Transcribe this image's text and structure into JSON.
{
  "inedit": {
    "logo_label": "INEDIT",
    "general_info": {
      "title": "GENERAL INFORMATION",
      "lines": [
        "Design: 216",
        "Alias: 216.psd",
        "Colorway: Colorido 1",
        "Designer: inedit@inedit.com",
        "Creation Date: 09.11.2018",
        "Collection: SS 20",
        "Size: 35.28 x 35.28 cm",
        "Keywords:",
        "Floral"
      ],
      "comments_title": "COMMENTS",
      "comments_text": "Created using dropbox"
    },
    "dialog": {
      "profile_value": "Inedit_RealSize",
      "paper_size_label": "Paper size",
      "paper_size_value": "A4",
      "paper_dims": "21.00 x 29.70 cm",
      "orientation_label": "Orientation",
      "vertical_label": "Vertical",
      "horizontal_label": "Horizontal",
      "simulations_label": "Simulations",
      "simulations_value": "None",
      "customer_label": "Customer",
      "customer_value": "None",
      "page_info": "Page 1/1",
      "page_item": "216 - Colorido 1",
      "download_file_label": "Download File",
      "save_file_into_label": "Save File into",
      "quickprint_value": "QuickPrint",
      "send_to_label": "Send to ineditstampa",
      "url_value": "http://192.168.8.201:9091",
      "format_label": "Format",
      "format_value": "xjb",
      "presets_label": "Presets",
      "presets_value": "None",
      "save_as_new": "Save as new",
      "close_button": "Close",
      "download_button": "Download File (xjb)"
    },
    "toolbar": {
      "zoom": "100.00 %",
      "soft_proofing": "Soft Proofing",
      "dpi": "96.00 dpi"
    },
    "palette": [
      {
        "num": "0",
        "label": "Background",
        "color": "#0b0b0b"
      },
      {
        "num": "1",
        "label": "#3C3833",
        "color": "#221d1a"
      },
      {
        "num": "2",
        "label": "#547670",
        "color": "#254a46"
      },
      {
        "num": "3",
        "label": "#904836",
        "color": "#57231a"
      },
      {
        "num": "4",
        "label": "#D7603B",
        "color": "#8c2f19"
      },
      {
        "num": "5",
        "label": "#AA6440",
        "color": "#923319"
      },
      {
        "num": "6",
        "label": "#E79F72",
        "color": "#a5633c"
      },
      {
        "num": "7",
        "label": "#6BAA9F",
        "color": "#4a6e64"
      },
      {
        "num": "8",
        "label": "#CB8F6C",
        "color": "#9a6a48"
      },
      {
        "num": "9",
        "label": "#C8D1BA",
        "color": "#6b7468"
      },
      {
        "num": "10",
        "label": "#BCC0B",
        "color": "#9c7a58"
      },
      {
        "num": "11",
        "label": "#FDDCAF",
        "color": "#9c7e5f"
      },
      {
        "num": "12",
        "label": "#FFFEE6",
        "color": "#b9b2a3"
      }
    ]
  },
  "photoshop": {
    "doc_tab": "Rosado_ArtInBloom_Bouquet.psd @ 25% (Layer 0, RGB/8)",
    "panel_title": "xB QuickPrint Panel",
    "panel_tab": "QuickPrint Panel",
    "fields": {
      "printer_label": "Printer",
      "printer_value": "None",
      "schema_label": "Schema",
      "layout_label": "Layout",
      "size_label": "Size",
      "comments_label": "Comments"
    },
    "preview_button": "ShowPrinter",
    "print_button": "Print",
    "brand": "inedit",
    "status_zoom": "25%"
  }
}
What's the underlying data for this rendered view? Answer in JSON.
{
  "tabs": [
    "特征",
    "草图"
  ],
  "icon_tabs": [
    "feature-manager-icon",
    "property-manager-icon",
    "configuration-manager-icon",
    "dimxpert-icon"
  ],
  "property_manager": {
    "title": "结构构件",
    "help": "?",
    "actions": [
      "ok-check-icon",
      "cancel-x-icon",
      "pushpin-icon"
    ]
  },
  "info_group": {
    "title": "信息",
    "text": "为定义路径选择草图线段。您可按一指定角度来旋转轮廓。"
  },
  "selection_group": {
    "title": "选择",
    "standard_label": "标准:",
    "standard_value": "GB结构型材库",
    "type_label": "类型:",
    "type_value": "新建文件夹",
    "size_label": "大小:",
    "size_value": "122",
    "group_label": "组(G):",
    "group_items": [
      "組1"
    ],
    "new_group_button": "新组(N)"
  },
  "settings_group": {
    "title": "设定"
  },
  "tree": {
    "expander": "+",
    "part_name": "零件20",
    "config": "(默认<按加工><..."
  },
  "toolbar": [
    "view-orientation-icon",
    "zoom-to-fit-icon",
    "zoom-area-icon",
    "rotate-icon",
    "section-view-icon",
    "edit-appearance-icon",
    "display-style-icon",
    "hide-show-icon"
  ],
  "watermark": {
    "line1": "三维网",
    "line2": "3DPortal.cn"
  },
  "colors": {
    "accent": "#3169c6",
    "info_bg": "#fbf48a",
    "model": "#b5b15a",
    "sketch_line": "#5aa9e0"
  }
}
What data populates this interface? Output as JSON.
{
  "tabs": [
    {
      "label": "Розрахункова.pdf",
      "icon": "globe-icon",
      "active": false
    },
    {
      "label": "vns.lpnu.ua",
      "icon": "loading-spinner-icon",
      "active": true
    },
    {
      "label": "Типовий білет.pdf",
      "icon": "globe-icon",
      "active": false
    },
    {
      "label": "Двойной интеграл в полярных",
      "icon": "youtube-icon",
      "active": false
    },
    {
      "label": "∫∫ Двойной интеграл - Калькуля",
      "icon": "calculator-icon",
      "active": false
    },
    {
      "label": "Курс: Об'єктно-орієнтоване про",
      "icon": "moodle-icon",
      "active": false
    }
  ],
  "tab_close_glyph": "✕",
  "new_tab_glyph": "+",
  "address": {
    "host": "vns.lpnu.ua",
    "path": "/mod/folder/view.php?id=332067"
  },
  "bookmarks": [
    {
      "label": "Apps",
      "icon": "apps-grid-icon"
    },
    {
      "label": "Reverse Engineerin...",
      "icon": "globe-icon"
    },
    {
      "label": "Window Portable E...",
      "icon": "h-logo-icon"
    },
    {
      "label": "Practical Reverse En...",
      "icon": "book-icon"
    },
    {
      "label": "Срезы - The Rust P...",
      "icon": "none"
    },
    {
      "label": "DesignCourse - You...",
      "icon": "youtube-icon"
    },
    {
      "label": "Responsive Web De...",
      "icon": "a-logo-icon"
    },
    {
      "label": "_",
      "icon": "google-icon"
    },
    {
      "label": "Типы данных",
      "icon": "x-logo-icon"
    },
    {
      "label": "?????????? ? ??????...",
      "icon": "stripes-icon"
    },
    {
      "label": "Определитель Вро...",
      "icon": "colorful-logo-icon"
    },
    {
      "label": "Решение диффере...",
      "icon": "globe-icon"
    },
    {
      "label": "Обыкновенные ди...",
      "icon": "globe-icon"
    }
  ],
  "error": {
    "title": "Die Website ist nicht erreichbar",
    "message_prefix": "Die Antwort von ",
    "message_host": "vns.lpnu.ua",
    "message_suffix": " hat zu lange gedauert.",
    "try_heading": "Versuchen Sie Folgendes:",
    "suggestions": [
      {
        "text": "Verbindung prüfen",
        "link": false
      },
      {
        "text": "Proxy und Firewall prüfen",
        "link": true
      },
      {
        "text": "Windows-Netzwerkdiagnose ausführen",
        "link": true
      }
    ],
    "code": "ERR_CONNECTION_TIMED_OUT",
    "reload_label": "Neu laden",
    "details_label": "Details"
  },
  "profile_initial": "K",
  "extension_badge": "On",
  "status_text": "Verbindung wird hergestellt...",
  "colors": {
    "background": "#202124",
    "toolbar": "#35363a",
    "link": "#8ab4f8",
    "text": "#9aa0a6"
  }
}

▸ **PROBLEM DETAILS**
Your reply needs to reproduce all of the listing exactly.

▸ **OUTPUT OF THE TASK**
Transcribe this image's text and structure into JSON.
{
  "inedit": {
    "logo_label": "INEDIT",
    "general_info": {
      "title": "GENERAL INFORMATION",
      "lines": [
        "Design: 216",
        "Alias: 216.psd",
        "Colorway: Colorido 1",
        "Designer: inedit@inedit.com",
        "Creation Date: 09.11.2018",
        "Collection: SS 20",
        "Size: 35.28 x 35.28 cm",
        "Keywords:",
        "Floral"
      ],
      "comments_title": "COMMENTS",
      "comments_text": "Created using dropbox"
    },
    "dialog": {
      "profile_value": "Inedit_RealSize",
      "paper_size_label": "Paper size",
      "paper_size_value": "A4",
      "paper_dims": "21.00 x 29.70 cm",
      "orientation_label": "Orientation",
      "vertical_label": "Vertical",
      "horizontal_label": "Horizontal",
      "simulations_label": "Simulations",
      "simulations_value": "None",
      "customer_label": "Customer",
      "customer_value": "None",
      "page_info": "Page 1/1",
      "page_item": "216 - Colorido 1",
      "download_file_label": "Download File",
      "save_file_into_label": "Save File into",
      "quickprint_value": "QuickPrint",
      "send_to_label": "Send to ineditstampa",
      "url_value": "http://192.168.8.201:9091",
      "format_label": "Format",
      "format_value": "xjb",
      "presets_label": "Presets",
      "presets_value": "None",
      "save_as_new": "Save as new",
      "close_button": "Close",
      "download_button": "Download File (xjb)"
    },
    "toolbar": {
      "zoom": "100.00 %",
      "soft_proofing": "Soft Proofing",
      "dpi": "96.00 dpi"
    },
    "palette": [
      {
        "num": "0",
        "label": "Background",
        "color": "#0b0b0b"
      },
      {
        "num": "1",
        "label": "#3C3833",
        "color": "#221d1a"
      },
      {
        "num": "2",
        "label": "#547670",
        "color": "#254a46"
      },
      {
        "num": "3",
        "label": "#904836",
        "color": "#57231a"
      },
      {
        "num": "4",
        "label": "#D7603B",
        "color": "#8c2f19"
      },
      {
        "num": "5",
        "label": "#AA6440",
        "color": "#923319"
      },
      {
        "num": "6",
        "label": "#E79F72",
        "color": "#a5633c"
      },
      {
        "num": "7",
        "label": "#6BAA9F",
        "color": "#4a6e64"
      },
      {
        "num": "8",
        "label": "#CB8F6C",
        "color": "#9a6a48"
      },
      {
        "num": "9",
        "label": "#C8D1BA",
        "color": "#6b7468"
      },
      {
        "num": "10",
        "label": "#BCC0B",
        "color": "#9c7a58"
      },
      {
        "num": "11",
        "label": "#FDDCAF",
        "color": "#9c7e5f"
      },
      {
        "num": "12",
        "label": "#FFFEE6",
        "color": "#b9b2a3"
      }
    ]
  },
  "photoshop": {
    "doc_tab": "Rosado_ArtInBloom_Bouquet.psd @ 25% (Layer 0, RGB/8)",
    "panel_title": "xB QuickPrint Panel",
    "panel_tab": "QuickPrint Panel",
    "fields": {
      "printer_label": "Printer",
      "printer_value": "None",
      "schema_label": "Schema",
      "layout_label": "Layout",
      "size_label": "Size",
      "comments_label": "Comments"
    },
    "preview_button": "ShowPrinter",
    "print_button": "Print",
    "brand": "inedit",
    "status_zoom": "25%"
  }
}
What's the underlying data for this rendered view? Answer in JSON.
{
  "tabs": [
    "特征",
    "草图"
  ],
  "icon_tabs": [
    "feature-manager-icon",
    "property-manager-icon",
    "configuration-manager-icon",
    "dimxpert-icon"
  ],
  "property_manager": {
    "title": "结构构件",
    "help": "?",
    "actions": [
      "ok-check-icon",
      "cancel-x-icon",
      "pushpin-icon"
    ]
  },
  "info_group": {
    "title": "信息",
    "text": "为定义路径选择草图线段。您可按一指定角度来旋转轮廓。"
  },
  "selection_group": {
    "title": "选择",
    "standard_label": "标准:",
    "standard_value": "GB结构型材库",
    "type_label": "类型:",
    "type_value": "新建文件夹",
    "size_label": "大小:",
    "size_value": "122",
    "group_label": "组(G):",
    "group_items": [
      "組1"
    ],
    "new_group_button": "新组(N)"
  },
  "settings_group": {
    "title": "设定"
  },
  "tree": {
    "expander": "+",
    "part_name": "零件20",
    "config": "(默认<按加工><..."
  },
  "toolbar": [
    "view-orientation-icon",
    "zoom-to-fit-icon",
    "zoom-area-icon",
    "rotate-icon",
    "section-view-icon",
    "edit-appearance-icon",
    "display-style-icon",
    "hide-show-icon"
  ],
  "watermark": {
    "line1": "三维网",
    "line2": "3DPortal.cn"
  },
  "colors": {
    "accent": "#3169c6",
    "info_bg": "#fbf48a",
    "model": "#b5b15a",
    "sketch_line": "#5aa9e0"
  }
}
What data populates this interface? Output as JSON.
{
  "tabs": [
    {
      "label": "Розрахункова.pdf",
      "icon": "globe-icon",
      "active": false
    },
    {
      "label": "vns.lpnu.ua",
      "icon": "loading-spinner-icon",
      "active": true
    },
    {
      "label": "Типовий білет.pdf",
      "icon": "globe-icon",
      "active": false
    },
    {
      "label": "Двойной интеграл в полярных",
      "icon": "youtube-icon",
      "active": false
    },
    {
      "label": "∫∫ Двойной интеграл - Калькуля",
      "icon": "calculator-icon",
      "active": false
    },
    {
      "label": "Курс: Об'єктно-орієнтоване про",
      "icon": "moodle-icon",
      "active": false
    }
  ],
  "tab_close_glyph": "✕",
  "new_tab_glyph": "+",
  "address": {
    "host": "vns.lpnu.ua",
    "path": "/mod/folder/view.php?id=332067"
  },
  "bookmarks": [
    {
      "label": "Apps",
      "icon": "apps-grid-icon"
    },
    {
      "label": "Reverse Engineerin...",
      "icon": "globe-icon"
    },
    {
      "label": "Window Portable E...",
      "icon": "h-logo-icon"
    },
    {
      "label": "Practical Reverse En...",
      "icon": "book-icon"
    },
    {
      "label": "Срезы - The Rust P...",
      "icon": "none"
    },
    {
      "label": "DesignCourse - You...",
      "icon": "youtube-icon"
    },
    {
      "label": "Responsive Web De...",
      "icon": "a-logo-icon"
    },
    {
      "label": "_",
      "icon": "google-icon"
    },
    {
      "label": "Типы данных",
      "icon": "x-logo-icon"
    },
    {
      "label": "?????????? ? ??????...",
      "icon": "stripes-icon"
    },
    {
      "label": "Определитель Вро...",
      "icon": "colorful-logo-icon"
    },
    {
      "label": "Решение диффере...",
      "icon": "globe-icon"
    },
    {
      "label": "Обыкновенные ди...",
      "icon": "globe-icon"
    }
  ],
  "error": {
    "title": "Die Website ist nicht erreichbar",
    "message_prefix": "Die Antwort von ",
    "message_host": "vns.lpnu.ua",
    "message_suffix": " hat zu lange gedauert.",
    "try_heading": "Versuchen Sie Folgendes:",
    "suggestions": [
      {
        "text": "Verbindung prüfen",
        "link": false
      },
      {
        "text": "Proxy und Firewall prüfen",
        "link": true
      },
      {
        "text": "Windows-Netzwerkdiagnose ausführen",
        "link": true
      }
    ],
    "code": "ERR_CONNECTION_TIMED_OUT",
    "reload_label": "Neu laden",
    "details_label": "Details"
  },
  "profile_initial": "K",
  "extension_badge": "On",
  "status_text": "Verbindung wird hergestellt...",
  "colors": {
    "background": "#202124",
    "toolbar": "#35363a",
    "link": "#8ab4f8",
    "text": "#9aa0a6"
  }
}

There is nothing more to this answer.